The, Approaching Primary Has Set Citi
zens of Prosperity -o Talking
$5,000 School Building.
Prosperity, February i i.-A citi
zens' meeting was called for last
iuesday night to hear the report of
the committee on regulations for
the approaching primary. The
weather was very unfavorable, and
but few besides the committee at
tended. As the primary approaches,
our people are beginning to talk'
about our next officers. especially
our next mayor, as it is generally
understood that Dr. Hunter will
not stand for re-election. He has
served three consecutive years and
many improvements attest his ac
tivity and public spirit. So our peo
ple are talking about our next
mayor. A mayor is wanted, they
say, who breathes in sympathy with
the general progressiveness all
around. Some half dozen or more
names have already been mention
ed-Dr. C. T. Wyche, Mr. A. H.
Hawkins, Mr. R. C. Counts, Capt.
Jno. B. Fellers, and others.
The citizens' meeting on Friday
night of last week called to hear
additional report of the committee
f twelve adopted the recommenda
ion of the committee that the maxi
um bond issue be $5,000, coupled
sith the condition that the school
evy be not increased for the dis
trict during the life of the bonds.
lessrs. J. M. Wheeler, J. P. Bow
rs and J. H. Hunter will be named
n the bill as an advisory board to
act with the school trustees to ex
end the money in the event of the
onds being voted.
Mr. Geo. Dominick, of the St.
.ukes community, died Wednesday
orning after a six weeks illness.
-e was buried in the Prosperity
Mr. L. S. Bowers made a busi
ness trip to Columbia this week.
Solicitor T. S. Sease was a visi
tor to our city the latter end of last
SIrs. WV. A. Moseley and Mrs. F.
E. 'chumpert are off to our capital
city for a stay of some length.
Miss Marie Lathan, of Little
ountain, and Misses Lucille Wise
and Jessie Caughman, of Saluda
ounty, visitd our town recently.
Teddy and the Coon.
Lake City Florida Index.
Of all the Presidents we've had,
He's the first to have the gall
ro ask the kinky-headed race
Inside that sacred hall.
But then, you see, he saw a chance
To hit the South a welt,
And all the colored gals went in
To dine with Rooseveit.
Fhis promienadiug with the coons
Will some day have an end.
His epitaph will be in full,
Each word correctly spelt:
'Here lies two hearts that beat as one-'
A coon and Roosevelt."
Our stores are full of new spring
goods.
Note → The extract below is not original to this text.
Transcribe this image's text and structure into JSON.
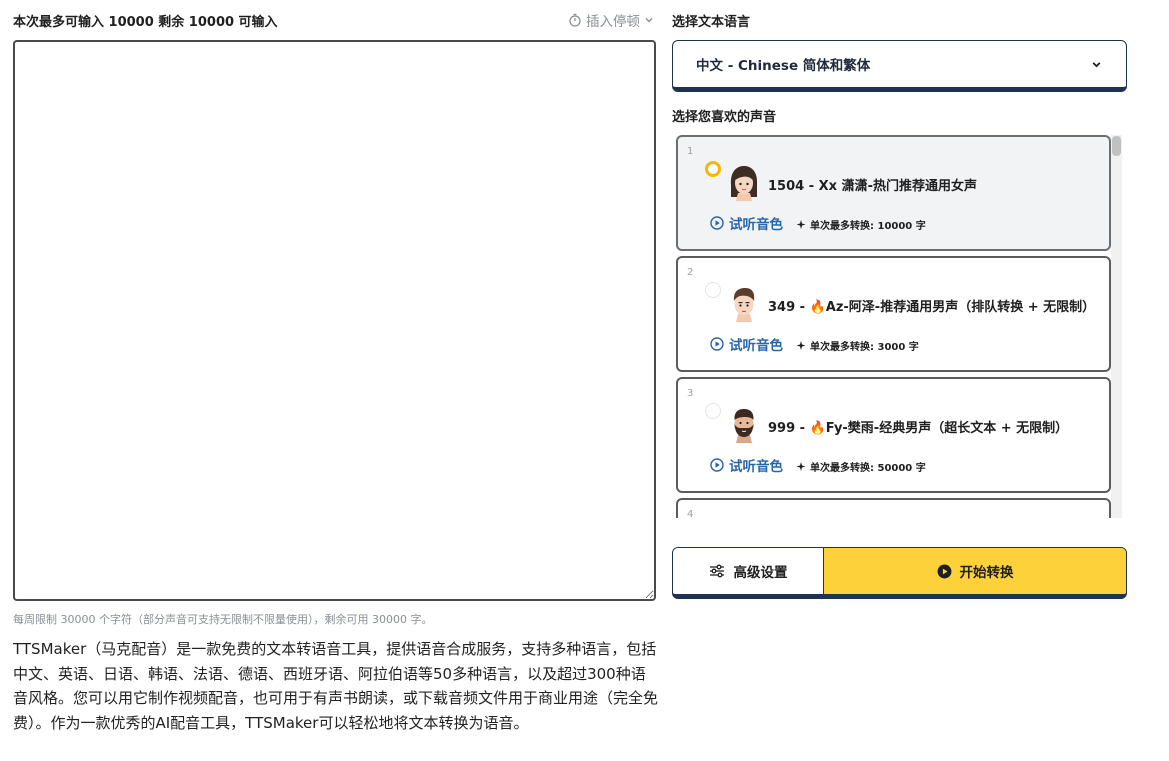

The kinds that are needed
early. The Cotton Fabrics that
can be bought now, at remarka
bly low figure, we have them all.
We have the prices right and the
qualities are right too. If you buy
inferior goods of merchandise at
low prices you gain nothing, but
when you bdy the good qualities
that we sell, then you are the
We will sell you this week 36
inch Bleached Homespun soft fin
ish at 6 3-4 cents.
Lot good Gingham dress styles
at 5 3-4 cents. .
Big lot Bleach Sheets per pair
Big lot Bleach Sheets per pair
Visit us this week and ask for
what you want. We will supply
your wants reasonably.
C. & .G. S.
For a Free Subscription to the Leading
MagaZine of Fashions and
For the purchase of merchan
lise to the amount of $10.00 from
February 1st to March 1st for cash,
omes to your Post Offce FREE OF CHARGE
ach month for twelve months.
If you know the Delineator you are supposed
o have it already; if you don't, it is to your
nterest to get acquainted with it. The cost for
his introduction is ours.
Full stock of Patterns on hand.
Yours to please,
Newberry, S. C.
P. S.-The right line of right priced Spring